Productions of David Ives’ Venus in Fur have garnered both awards and acclaim since its 2010 off-Broadway premier. Until July 5th Scottish director Grace Barnes is bringing the show to life at the Darlinghurst Theatre’s gorgeous Eternity Playhouse.
Thomas (Gareth Reeves) is a smug, sexist theatre director, frustrated after an unproductive day of auditions for the female lead in his adaptation of Leopold von Sacher-Masoch’s Venus in Furs, involving themes of gender balance and sadomasochism.
Just as Thomas is about to return home to his fiancee, into the rehearsal hall stumbles Vanda (Anna Houston); she’s windswept, loud and crass, and shows puppy-like enthusiasm. With reluctance on Thomas’ part, they run through the script; Thomas as Severin von Kusiemski and Vanda as Wanda von Dunajew (the former wanting to be dominated by the latter).
Thomas is irritated by Vanda’s comment that the play is basically “S and M porn,” and her apparent ignorance is carte blanche for Thomas to treat her with disdain, at one point pulling her across the stage to where he wants her to stand (you don’t have to be a feminist to hate this guy).

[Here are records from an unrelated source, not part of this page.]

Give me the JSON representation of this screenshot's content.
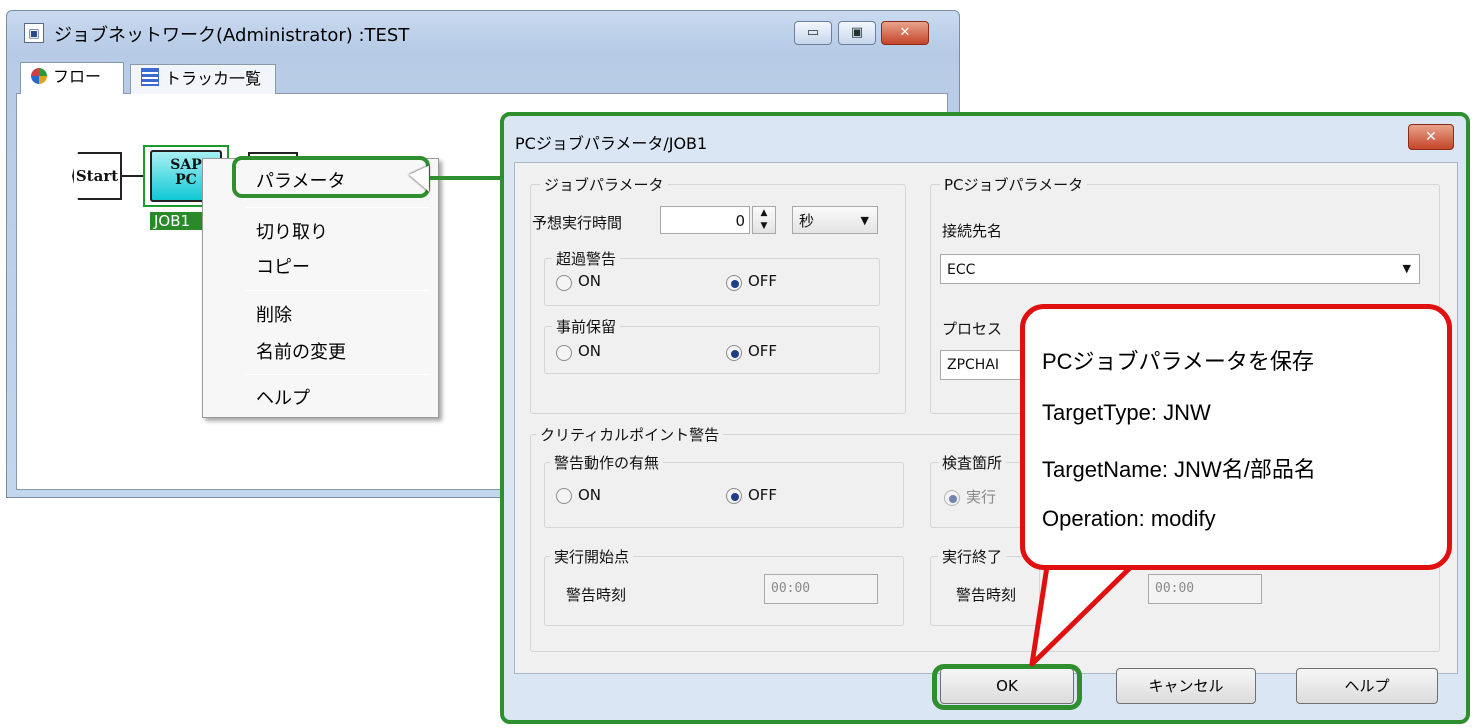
{
  "bg_window": {
    "title": "ジョブネットワーク(Administrator) :TEST",
    "icon": "window-app-icon",
    "caption_buttons": {
      "minimize": "▭",
      "maximize": "▣",
      "close": "✕"
    },
    "tabs": [
      {
        "label": "フロー",
        "icon": "flow-icon"
      },
      {
        "label": "トラッカ一覧",
        "icon": "tracker-list-icon"
      }
    ]
  },
  "flow": {
    "start_node": "Start",
    "sap_node_text": "SAP\nPC",
    "sap_node_label": "JOB1"
  },
  "context_menu": {
    "items": [
      "パラメータ",
      "切り取り",
      "コピー",
      "削除",
      "名前の変更",
      "ヘルプ"
    ]
  },
  "dialog": {
    "title": "PCジョブパラメータ/JOB1",
    "close": "✕",
    "job_params": {
      "group_label": "ジョブパラメータ",
      "expected_time_label": "予想実行時間",
      "expected_time_value": "0",
      "unit_value": "秒",
      "overtime_label": "超過警告",
      "overtime_on": "ON",
      "overtime_off": "OFF",
      "overtime_selected": "OFF",
      "hold_label": "事前保留",
      "hold_on": "ON",
      "hold_off": "OFF",
      "hold_selected": "OFF"
    },
    "pc_params": {
      "group_label": "PCジョブパラメータ",
      "dest_label": "接続先名",
      "dest_value": "ECC",
      "process_label": "プロセス",
      "process_value": "ZPCHAI"
    },
    "critical": {
      "group_label": "クリティカルポイント警告",
      "action_label": "警告動作の有無",
      "action_on": "ON",
      "action_off": "OFF",
      "action_selected": "OFF",
      "check_label": "検査箇所",
      "check_option": "実行",
      "start_label": "実行開始点",
      "start_time_label": "警告時刻",
      "start_time_value": "00:00",
      "end_label": "実行終了",
      "end_time_label": "警告時刻",
      "end_time_value": "00:00"
    },
    "buttons": {
      "ok": "OK",
      "cancel": "キャンセル",
      "help": "ヘルプ"
    }
  },
  "callout": {
    "line1": "PCジョブパラメータを保存",
    "line2": "TargetType: JNW",
    "line3": "TargetName: JNW名/部品名",
    "line4": "Operation: modify"
  },
  "colors": {
    "highlight_green": "#2f8f2f",
    "callout_red": "#e11010",
    "node_cyan": "#10c9d6"
  }
}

But to Thomas’ confusion, Vanda displays a perfect understanding of the role once in character, almost as if she’s “jumped from the pages.” When out of character, Vanda’s willingness to audition in her underwear suggests a naivety, and her flirty coquettishness is cause for laughs (depending on whether you find that sort of thing funny). Some critics have referred to Venus in Fur as ‘titillating’, although the sexual element is there to illustrate power rather than to arouse the audience.
Gradually, as Thomas and Wanda become more immersed in their respective characters, Thomas’ grip loosens and he struggles to assert himself as the dominant director.

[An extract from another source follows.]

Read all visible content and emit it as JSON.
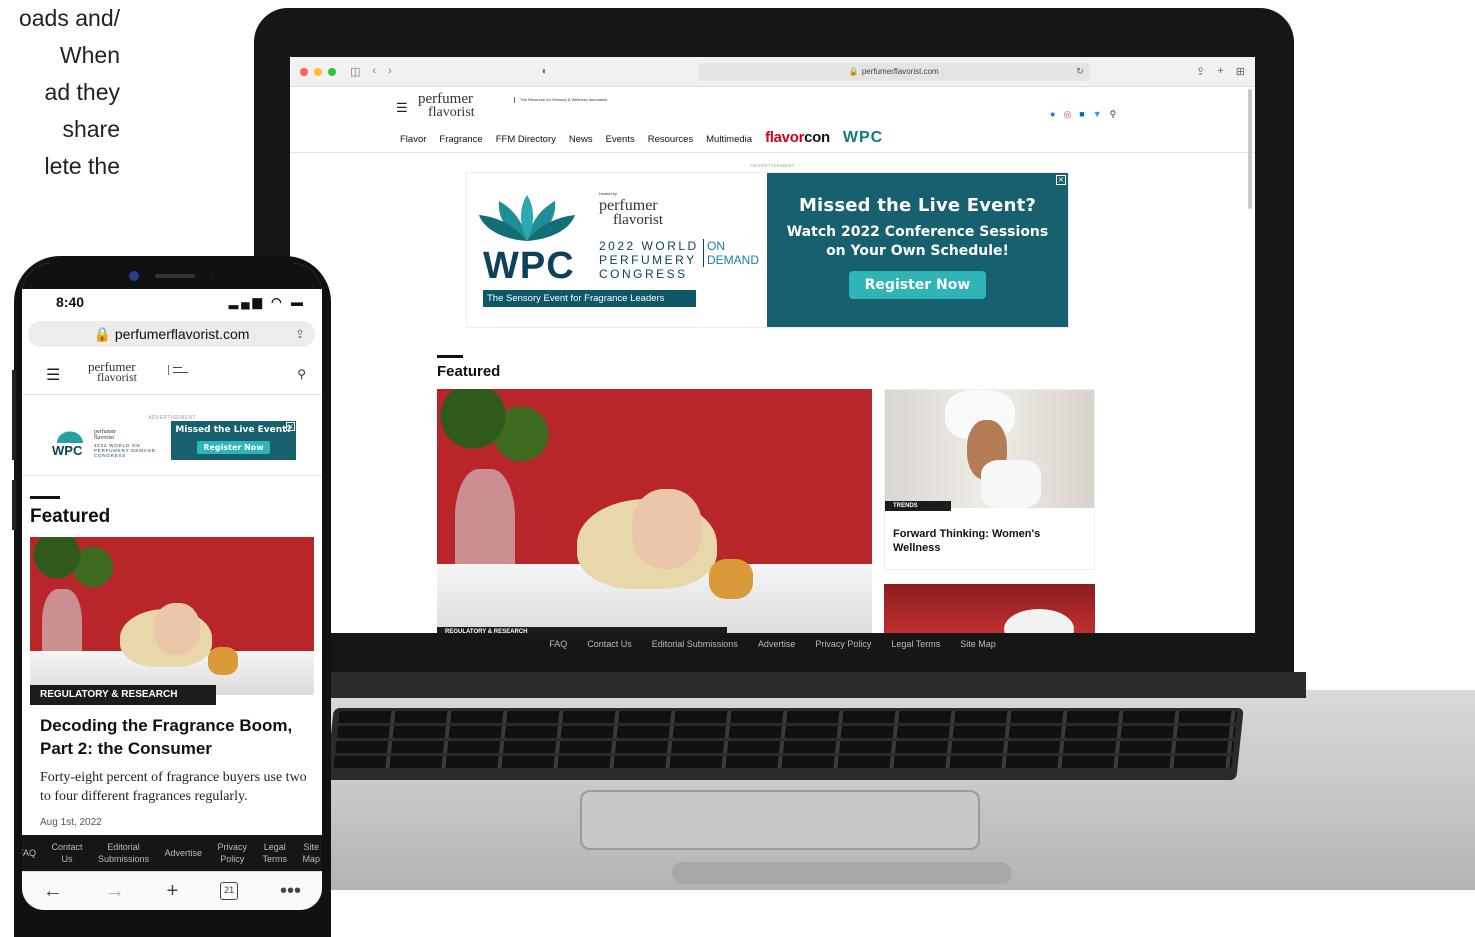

It’s almost superfluous to point out the irony throughout, with occasional hints of acknowledgement of this from Reeves and Houston. Both manage a seamless transition between characters, notable by the switch between American and English accents (of which they display an excellent command; much credit is due to dialect coach Paige Walker). Incidentally, Reeves does an uncanny impression of a young Richard E. Grant while playing Thomas as von Kusiemski.
But Anna Houston’s the star. She spins plates for 90 minutes; playing a role that effectively branches out into two characters, one of which is only subtly alluded to for the most part. Sounds vague? Experiencing it for yourself might answer a few questions…or more likely ask a heap more.
The ending leaves much unresolved, the last image before lights-down representing a satisfying shift of power between sadist and masochist, director and actor, and most crucially, male and female. It’s the unanswered questions that leave a play like this on the edge of your mind for days. Was Vanda just a figment of Thomas’ imagination after an exhausting day of auditions? Was his utter immersion in the story driving him steadily mad? Is it a portrayal of a dream turned nightmare as he found himself plunged into the manuscript’s pages?
Form your own conclusions. It’s Venus in Fur’s deeper layers that makes it complex and ultimately satisfying; not its sexually suggestive surface.